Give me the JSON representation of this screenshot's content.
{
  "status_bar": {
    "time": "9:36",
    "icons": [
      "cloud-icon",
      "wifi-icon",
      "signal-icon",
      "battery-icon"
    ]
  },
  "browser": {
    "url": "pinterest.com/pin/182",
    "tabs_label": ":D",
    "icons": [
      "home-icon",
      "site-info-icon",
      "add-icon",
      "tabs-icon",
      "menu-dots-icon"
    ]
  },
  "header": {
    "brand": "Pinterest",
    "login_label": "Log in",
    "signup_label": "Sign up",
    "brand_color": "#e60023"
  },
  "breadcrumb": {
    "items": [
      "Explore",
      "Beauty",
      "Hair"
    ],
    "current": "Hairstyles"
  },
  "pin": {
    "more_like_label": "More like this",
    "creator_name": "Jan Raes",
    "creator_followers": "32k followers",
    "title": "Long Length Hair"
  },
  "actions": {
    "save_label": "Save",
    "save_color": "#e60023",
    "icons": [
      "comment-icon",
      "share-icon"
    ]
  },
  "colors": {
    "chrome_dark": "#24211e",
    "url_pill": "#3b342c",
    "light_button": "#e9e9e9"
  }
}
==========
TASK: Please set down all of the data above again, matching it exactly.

RESPONSE FOR THIS EXERCISE:
Give me the JSON representation of this screenshot's content.
{
  "status_bar": {
    "time": "9:36",
    "icons": [
      "cloud-icon",
      "wifi-icon",
      "signal-icon",
      "battery-icon"
    ]
  },
  "browser": {
    "url": "pinterest.com/pin/182",
    "tabs_label": ":D",
    "icons": [
      "home-icon",
      "site-info-icon",
      "add-icon",
      "tabs-icon",
      "menu-dots-icon"
    ]
  },
  "header": {
    "brand": "Pinterest",
    "login_label": "Log in",
    "signup_label": "Sign up",
    "brand_color": "#e60023"
  },
  "breadcrumb": {
    "items": [
      "Explore",
      "Beauty",
      "Hair"
    ],
    "current": "Hairstyles"
  },
  "pin": {
    "more_like_label": "More like this",
    "creator_name": "Jan Raes",
    "creator_followers": "32k followers",
    "title": "Long Length Hair"
  },
  "actions": {
    "save_label": "Save",
    "save_color": "#e60023",
    "icons": [
      "comment-icon",
      "share-icon"
    ]
  },
  "colors": {
    "chrome_dark": "#24211e",
    "url_pill": "#3b342c",
    "light_button": "#e9e9e9"
  }
}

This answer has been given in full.